▸ Task item
In the material below, find each line with the string "value" and copy it.

▸ Material provided
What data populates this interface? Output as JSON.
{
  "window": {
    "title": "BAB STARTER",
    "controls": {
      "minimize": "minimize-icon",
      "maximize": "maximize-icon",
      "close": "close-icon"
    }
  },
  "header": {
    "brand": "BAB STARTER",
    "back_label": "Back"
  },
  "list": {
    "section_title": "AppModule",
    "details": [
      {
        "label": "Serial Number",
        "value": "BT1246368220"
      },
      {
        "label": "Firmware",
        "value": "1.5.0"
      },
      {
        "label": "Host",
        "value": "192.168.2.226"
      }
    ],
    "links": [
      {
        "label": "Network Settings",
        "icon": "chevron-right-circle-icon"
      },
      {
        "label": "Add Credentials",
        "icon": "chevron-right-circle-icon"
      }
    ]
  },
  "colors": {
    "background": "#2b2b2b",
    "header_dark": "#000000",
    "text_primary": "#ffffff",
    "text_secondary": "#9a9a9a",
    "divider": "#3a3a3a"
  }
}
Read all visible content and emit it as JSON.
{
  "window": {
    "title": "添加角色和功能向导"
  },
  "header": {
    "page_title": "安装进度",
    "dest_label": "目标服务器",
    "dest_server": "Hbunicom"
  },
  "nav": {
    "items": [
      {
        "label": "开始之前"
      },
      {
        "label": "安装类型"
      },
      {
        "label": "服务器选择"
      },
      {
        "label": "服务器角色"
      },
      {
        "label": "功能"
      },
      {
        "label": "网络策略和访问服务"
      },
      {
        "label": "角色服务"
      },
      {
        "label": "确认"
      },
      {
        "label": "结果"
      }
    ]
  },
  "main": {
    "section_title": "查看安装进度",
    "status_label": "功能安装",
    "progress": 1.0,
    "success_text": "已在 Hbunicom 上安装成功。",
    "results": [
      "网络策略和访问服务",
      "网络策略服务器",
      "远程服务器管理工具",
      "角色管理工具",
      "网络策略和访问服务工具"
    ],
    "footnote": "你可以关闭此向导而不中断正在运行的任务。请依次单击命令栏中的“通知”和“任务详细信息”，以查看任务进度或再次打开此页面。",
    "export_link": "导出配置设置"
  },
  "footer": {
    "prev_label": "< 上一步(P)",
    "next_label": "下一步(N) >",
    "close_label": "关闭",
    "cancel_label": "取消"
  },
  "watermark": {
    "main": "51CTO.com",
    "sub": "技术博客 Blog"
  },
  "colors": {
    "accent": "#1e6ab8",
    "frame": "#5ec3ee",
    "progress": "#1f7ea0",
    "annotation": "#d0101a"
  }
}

▸ Solution to the problem
        "value": "BT1246368220"
        "value": "1.5.0"
        "value": "192.168.2.226"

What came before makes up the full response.